The Reserve itself was breathtaking and teeming with wild life. Roadsides were packed with wild monkeys. You can meet deer, wild monkeys, foxes and bison on the road itself. There were warning signs against feeding wild monkeys but truckers would do it anyway and hordes of wild monkeys sat by the roadside. Further up, there were road signs that warned of big cats straying on the highway which starts snaking through some steep valleys. Traffic was minimal and there were no cyclists on this road, except for the occasional crazy ones from Kanpur.

Pench Forest Reserve in the morning. The lower parts have some tribal villages. Higher up the hills, it’s all valleys and forests.


Lower part of a hilly incline. Notice that the forest is denser here.

The superb highway soon gave way to a hellish scenario, as I entered the Maharashtra border checkpost. The road became so bad that it was almost non negotiable for cyclists. This 20 km. stretch till the Turiya Gate of Pench was a killer and to top it all, it was a busy segment with trucks, motorbikes and wild monkeys snapping at my heels. The language spoken in these parts was a mix of Hindi and Marathi. I could make out that my chain had gone for good on this bad stretch and it was in turn screwing up my gear flywheel.

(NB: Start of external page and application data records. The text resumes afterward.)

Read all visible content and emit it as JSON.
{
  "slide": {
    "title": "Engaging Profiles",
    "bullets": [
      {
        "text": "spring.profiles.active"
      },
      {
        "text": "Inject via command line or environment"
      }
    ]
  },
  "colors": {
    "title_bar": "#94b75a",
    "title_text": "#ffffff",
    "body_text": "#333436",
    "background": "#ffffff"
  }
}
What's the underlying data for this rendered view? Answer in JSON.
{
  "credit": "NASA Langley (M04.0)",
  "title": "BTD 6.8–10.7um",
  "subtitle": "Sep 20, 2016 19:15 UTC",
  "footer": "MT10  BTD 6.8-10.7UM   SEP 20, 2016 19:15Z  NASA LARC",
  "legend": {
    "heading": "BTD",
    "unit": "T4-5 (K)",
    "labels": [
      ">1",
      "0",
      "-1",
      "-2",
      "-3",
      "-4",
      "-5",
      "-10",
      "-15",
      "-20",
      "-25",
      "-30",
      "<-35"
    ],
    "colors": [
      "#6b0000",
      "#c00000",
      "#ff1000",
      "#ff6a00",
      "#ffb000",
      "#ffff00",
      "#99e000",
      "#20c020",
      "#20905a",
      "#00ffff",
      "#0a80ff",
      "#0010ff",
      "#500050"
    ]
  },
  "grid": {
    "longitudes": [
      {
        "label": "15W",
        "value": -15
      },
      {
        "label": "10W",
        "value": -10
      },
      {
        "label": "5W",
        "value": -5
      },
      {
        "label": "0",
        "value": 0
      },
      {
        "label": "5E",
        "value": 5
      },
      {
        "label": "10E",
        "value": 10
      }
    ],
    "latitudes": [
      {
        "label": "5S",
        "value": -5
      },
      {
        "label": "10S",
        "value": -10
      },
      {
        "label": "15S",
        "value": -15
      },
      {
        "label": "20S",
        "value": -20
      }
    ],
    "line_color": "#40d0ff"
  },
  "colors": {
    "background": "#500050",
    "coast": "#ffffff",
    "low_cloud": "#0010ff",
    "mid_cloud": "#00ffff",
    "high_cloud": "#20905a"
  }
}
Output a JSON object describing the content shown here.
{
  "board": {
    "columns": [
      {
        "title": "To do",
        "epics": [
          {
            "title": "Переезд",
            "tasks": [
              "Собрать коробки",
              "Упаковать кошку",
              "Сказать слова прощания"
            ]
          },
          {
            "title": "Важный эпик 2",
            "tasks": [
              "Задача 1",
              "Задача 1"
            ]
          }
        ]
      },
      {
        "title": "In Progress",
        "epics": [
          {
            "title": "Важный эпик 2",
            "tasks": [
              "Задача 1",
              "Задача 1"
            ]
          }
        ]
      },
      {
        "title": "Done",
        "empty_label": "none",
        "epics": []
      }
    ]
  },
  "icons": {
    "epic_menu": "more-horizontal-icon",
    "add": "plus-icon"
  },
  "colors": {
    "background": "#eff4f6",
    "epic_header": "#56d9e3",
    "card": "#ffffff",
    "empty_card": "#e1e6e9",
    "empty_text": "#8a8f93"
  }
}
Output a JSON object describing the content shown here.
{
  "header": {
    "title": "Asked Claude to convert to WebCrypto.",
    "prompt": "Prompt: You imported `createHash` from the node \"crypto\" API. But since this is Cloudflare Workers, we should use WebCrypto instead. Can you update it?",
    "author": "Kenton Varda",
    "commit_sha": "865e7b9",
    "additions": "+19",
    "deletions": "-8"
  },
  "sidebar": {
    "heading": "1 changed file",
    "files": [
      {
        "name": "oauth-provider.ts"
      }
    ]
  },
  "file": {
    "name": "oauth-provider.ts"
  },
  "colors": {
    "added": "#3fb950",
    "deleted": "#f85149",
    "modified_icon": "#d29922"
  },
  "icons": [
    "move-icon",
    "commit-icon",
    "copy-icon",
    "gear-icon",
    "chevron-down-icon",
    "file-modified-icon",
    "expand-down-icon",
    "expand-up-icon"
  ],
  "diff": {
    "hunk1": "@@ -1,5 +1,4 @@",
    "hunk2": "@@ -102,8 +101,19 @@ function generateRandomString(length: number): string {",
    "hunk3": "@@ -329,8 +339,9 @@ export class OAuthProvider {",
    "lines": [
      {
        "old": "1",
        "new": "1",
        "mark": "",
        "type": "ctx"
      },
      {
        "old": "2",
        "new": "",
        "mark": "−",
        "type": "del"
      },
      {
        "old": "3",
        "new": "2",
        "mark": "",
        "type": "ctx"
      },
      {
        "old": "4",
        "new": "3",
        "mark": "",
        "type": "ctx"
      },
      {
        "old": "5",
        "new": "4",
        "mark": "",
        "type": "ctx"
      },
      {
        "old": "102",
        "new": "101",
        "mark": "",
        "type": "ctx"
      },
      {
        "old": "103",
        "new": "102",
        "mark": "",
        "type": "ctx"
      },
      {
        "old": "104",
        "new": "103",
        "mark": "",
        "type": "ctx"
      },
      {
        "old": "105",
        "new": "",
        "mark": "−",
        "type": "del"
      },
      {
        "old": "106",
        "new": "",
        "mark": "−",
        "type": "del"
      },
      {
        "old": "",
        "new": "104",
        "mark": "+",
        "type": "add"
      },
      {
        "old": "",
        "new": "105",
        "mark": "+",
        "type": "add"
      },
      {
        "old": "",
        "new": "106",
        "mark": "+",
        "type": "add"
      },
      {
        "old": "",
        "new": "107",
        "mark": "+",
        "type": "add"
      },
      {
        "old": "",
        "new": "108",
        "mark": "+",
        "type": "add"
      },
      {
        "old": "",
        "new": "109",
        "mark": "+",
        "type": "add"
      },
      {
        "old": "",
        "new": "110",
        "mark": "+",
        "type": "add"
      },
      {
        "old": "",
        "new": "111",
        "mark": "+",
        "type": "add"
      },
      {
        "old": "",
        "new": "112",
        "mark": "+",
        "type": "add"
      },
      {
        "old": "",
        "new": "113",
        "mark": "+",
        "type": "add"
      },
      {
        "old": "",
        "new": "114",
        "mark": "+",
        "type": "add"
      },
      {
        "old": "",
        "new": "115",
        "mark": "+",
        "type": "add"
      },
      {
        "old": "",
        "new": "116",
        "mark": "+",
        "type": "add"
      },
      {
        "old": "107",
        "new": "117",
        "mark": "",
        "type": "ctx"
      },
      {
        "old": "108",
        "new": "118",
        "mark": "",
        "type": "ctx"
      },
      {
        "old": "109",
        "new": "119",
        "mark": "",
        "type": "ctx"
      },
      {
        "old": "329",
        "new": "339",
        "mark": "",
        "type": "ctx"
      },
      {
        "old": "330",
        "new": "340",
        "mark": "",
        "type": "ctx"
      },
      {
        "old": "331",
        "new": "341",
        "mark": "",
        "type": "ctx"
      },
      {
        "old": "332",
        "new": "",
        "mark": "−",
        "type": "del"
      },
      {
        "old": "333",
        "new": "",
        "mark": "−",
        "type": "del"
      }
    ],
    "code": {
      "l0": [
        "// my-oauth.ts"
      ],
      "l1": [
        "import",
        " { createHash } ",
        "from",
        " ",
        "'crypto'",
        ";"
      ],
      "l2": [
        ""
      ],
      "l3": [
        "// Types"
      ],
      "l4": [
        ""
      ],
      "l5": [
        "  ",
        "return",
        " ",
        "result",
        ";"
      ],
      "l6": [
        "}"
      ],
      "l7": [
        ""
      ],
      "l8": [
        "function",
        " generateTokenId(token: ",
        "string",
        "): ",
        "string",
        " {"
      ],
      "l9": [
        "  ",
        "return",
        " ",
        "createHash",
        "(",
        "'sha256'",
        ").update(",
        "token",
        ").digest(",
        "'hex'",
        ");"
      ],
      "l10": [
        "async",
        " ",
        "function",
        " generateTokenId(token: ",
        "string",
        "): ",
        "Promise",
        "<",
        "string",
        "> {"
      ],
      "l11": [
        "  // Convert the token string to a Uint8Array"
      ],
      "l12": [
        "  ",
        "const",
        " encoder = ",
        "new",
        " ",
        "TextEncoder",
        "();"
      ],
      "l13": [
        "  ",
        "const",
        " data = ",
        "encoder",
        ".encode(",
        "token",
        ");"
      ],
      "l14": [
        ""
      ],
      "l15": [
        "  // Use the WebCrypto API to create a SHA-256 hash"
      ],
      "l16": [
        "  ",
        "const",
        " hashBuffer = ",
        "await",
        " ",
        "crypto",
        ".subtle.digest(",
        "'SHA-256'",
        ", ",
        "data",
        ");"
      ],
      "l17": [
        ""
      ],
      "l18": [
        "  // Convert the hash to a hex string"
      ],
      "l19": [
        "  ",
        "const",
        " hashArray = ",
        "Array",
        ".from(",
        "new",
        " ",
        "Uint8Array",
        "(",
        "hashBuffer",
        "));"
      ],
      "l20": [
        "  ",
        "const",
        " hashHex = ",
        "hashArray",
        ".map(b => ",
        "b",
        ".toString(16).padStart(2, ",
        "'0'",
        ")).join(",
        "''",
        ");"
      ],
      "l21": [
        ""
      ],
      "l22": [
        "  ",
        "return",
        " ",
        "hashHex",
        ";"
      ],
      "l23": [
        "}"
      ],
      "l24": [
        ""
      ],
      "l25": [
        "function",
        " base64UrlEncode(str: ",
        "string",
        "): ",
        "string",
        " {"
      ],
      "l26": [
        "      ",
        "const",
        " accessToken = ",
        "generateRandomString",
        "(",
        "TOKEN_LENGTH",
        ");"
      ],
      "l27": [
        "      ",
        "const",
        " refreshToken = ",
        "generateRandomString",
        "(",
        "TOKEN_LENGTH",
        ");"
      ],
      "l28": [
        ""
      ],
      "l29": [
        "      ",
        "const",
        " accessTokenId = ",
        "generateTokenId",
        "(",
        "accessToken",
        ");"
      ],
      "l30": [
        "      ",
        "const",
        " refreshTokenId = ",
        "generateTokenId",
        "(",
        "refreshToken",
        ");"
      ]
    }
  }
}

Stopped for breakfast in a roadside stall and learned that the Reserve has a good tiger population which often spills into adjoining villages and towns. There was also a tussle going on between the Forest authorities and the Highway ones. The Forest Department did not want the road repaired as they claimed that  the traffic often kills stray wild life. Hence, the hellish road. This was all bad news to me as I could make out that my entire transmission could blow up taking heavy punishment on this road. Learning that there were bicycle mechanics just next to the Turiya gate of Pench gave me some hope. The outlook for a budget lodging in or near Pench also looked bleak, there were just a few hotels and they were quite expensive. 


Pench Tiger Reserve, Turiya Gate, you have to keep travelling about 10 km. inside the gate to reach the core area of the Reserve.

There was a buzzing bazaar next to the gate. I did show my MTB to a bicycle mechanic but he did not have the tools to open and service the gear flywheel. He told me the chain was OK, which was doubtful to me.


Inside the Reserve, expensive hotels and most importantly NO ENTRY for cyclists. Had to turn back.

The return leg of this journey will be posted in another blog, Mother Tour — Return Leg. Do check it out !